Sunday, September 7, 2014
"Women of Britain...Our soldiers are beating the Germans on land. Our sailors are beating them on the sea. You can beat them in the larder and the kitchen."
So reads the preface to the Win-the-War Cookery Book, published in 1917 and featuring a personal message from King George V, exhorting his "loving subjects" to "practise the greatest economy and frugality," particularly in "the use of every species of GRAIN." Before what my great-grandfather's medals call "the Great War for Civilisation, 1914-1918" up to 70% of the wheat used for British bread was imported, much of it from Canada. Once hostilities began, supply and expense became an increasingly serious issue: since an army marches on its stomach, and bread is proverbially the staff of life, people on the home front had to cut back on baked goods, and cut back sharply.
Unlike its sequel twenty-five years later, however, the First World War did not begin with government-mandated food rationing. Instead, the prevailing rhetoric urged Britons to tighten their belts and reduce waste voluntarily, because it was the right thing to do; enforced rationing wasn't instituted until 1918, when it was added to the continually-evolving Defence of the Realm Act. Even the most cursory glance at recipes from the era reveals a deep anxiety about the need for self-policing: posters, pamphlets, newspaper columns, and cookbooks all stress that the best way for women, children, and other civilians to help defeat the enemy was to waste (and eat) less food, particularly bread.
But home front frugality also extended to meat, fats, fuel, and imported goods, and (as in WWII) a good deal of emphasis was placed on the importance of home-grown vegetables, whether fresh or canned, and on replacing meat with other sources of protein such as fish and beans. There were also new products being introduced to the British dinner table during this period, such as tinned tuna fish, which was touted as "something entirely new - quite different from anything that has ever been sold in this country before."
All of which brings me to today's recipe for "fish sausages," from the above-mentioned Win-the-War Cookery Book. In terms of Vegan MoFo, this strikes me as a particularly meta choice: the mashed fish in the prototype (see the image below) is meant to replace ground meat, but since we don't eat meat or fish, my herbivorous adaption takes "ersatz" to a whole new level. I opted to make the "fish" from tofu, and added a dash of Liquid Smoke for a kippery je ne sais quoi. Since the quantities in these recipes are maddeningly vague - exactly how much is a "teacupful," and who cooks two tablespoonfuls of rice? - I adjusted for my family, and have reproduced my approach accordingly. I confess to having some doubts at the "sausage-forming" stage, but in the end this dish turned out to be a big success - sort of a cross between a fish stick and a croquette. (NB I opted for baking as opposed to frying in "boiling fat," since I fear the little darlings would not have survived intact.) I served the sausages with roasted brussels sprouts, mashed potatoes, and a simple, delicious white sauce from the same cookbook, which I'll be sharing later this week. So as of this posting, I'm cautiously optimistic about Great War MoFo: after all, the kitchen is the key to victory!

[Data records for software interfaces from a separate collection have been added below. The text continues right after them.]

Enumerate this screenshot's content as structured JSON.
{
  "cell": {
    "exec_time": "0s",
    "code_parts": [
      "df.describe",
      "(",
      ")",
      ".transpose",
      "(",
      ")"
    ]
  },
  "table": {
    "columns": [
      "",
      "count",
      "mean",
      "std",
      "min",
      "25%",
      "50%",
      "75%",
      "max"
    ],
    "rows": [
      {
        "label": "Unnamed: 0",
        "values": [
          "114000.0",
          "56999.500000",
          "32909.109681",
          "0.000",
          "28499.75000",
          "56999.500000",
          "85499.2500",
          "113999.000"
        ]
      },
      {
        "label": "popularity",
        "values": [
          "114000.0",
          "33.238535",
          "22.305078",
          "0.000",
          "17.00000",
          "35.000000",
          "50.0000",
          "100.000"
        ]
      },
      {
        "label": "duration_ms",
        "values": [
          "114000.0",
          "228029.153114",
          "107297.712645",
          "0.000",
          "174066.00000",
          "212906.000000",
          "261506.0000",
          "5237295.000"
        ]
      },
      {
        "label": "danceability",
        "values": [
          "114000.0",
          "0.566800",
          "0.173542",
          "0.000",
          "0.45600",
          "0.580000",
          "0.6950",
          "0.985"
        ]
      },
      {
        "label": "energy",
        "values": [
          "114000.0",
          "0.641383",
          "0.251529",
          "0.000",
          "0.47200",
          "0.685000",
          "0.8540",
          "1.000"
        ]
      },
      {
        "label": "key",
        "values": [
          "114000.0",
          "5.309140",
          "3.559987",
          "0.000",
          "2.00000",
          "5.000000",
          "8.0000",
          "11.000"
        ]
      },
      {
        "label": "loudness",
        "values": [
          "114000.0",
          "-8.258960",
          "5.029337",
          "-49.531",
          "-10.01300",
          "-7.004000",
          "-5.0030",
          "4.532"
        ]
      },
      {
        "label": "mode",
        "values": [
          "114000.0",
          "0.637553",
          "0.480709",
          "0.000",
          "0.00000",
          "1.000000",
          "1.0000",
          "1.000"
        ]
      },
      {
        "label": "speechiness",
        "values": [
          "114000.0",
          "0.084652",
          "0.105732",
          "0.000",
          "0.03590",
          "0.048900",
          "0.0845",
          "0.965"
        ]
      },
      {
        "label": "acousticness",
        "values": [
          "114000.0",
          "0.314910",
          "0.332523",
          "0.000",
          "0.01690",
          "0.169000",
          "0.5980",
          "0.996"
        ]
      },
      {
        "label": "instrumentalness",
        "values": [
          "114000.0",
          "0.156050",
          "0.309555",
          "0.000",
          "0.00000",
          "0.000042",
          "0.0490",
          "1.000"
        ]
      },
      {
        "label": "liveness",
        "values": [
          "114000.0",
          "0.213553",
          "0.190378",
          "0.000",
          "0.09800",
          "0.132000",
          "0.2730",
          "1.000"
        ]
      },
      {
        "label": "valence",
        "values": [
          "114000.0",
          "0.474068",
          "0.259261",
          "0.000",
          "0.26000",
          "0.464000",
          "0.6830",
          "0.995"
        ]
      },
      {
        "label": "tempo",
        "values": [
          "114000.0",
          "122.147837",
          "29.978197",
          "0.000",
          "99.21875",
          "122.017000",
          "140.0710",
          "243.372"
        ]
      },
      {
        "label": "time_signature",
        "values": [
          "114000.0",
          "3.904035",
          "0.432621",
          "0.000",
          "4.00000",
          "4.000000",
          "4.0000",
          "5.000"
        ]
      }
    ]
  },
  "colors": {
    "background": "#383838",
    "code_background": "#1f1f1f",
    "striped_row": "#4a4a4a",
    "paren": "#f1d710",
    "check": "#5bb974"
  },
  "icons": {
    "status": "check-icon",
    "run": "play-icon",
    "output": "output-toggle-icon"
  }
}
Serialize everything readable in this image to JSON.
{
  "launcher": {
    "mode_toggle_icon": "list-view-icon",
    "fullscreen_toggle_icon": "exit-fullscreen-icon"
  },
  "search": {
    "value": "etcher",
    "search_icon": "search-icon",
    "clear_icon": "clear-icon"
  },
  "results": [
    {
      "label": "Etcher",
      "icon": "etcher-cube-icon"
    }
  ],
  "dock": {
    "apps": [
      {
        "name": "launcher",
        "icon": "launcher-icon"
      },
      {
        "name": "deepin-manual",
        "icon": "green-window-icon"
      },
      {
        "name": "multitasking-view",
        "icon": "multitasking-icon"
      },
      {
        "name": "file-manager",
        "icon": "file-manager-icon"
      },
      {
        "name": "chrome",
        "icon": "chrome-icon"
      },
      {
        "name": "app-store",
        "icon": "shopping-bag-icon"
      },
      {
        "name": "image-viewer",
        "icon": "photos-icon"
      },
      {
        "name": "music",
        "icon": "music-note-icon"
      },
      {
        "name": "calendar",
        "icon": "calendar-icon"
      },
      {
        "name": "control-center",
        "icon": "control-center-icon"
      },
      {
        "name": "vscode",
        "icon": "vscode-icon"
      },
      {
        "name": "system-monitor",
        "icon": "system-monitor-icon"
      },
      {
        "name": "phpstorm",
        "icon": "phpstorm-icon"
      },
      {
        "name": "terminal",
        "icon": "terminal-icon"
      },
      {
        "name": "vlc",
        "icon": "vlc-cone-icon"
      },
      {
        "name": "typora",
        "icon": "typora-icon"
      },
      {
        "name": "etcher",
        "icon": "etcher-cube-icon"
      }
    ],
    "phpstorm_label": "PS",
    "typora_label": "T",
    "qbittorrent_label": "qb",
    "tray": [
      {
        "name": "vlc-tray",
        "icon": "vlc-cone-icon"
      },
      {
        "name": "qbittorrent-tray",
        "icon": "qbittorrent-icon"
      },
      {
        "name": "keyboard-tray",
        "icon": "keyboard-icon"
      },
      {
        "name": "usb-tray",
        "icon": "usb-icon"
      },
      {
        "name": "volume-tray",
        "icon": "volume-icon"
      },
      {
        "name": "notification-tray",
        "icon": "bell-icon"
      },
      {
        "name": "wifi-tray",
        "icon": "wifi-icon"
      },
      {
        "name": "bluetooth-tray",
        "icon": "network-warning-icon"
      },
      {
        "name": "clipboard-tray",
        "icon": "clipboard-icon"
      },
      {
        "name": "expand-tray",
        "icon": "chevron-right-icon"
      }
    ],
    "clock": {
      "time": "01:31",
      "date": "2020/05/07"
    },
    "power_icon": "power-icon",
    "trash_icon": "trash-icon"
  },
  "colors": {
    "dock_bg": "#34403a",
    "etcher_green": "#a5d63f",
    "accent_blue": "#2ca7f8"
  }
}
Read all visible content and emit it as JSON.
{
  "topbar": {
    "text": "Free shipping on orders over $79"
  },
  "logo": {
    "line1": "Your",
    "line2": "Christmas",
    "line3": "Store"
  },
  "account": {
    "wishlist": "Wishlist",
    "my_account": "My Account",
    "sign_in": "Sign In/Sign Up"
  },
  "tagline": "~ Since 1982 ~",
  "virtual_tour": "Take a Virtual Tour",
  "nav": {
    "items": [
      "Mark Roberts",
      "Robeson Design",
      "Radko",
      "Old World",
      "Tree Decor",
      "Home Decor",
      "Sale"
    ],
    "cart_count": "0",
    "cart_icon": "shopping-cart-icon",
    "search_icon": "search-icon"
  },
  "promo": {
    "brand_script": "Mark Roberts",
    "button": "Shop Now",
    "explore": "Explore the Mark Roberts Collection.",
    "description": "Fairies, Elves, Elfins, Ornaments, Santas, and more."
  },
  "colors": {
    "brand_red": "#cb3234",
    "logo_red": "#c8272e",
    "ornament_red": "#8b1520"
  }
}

~ 1 14 oz. package firm tofu, frozen, thawed, and pressed
~ 1.5 cups water or broth
~ 1/2 cup short-grain rice
~ 1-2 tbsp. cornstarch
~ 1 tsp. each: salt, dill
~ 1/2 tsp. each: sage, marjoram, sage, Liquid Smoke
~ A few generous grinds black pepper
~ Dash mace
~ 2 tbsp. finely chopped, fresh parsley
~ 3/4 cup fine bread crumbs
~ Preheat the oven to 375 degrees fahrenheit and coat a large baking sheet generously with cooking spray.
~ In a saucepan, bring the broth to a boil and add the rice. Cover tightly and cook over low heat until soft (about 15 minutes), but still a bit watery. Set aside to cool.
~ In a large mixing bowl, mash the tofu until no large lumps remain.
~ Add the rice (including any unabsorbed cooking liquid), cornstarch, seasonings, and chopped parsley. Mix thoroughly until you have a relatively smooth mixture and set aside for about 30 minutes.
~ Pour the breadcrumbs onto a large plate.
~ Form the tofu/rice mixture into sausages (this part is fiddly; you might want to dampen your hands with some cold water), roll them in the breadcrumbs, and set aside. I got 14 sausages from this recipe, but your mileage may vary.
~ While you're making the sausages, place your greased baking sheet in the oven to heat.
~ When all the mixture has been used up, place the sausages on your preheated baking sheet, hit them with a little cooking spray, and cook for 30 minutes, turning (carefully) once or twice.
~ Remove from the oven and allow to rest for about 5 minutes before serving.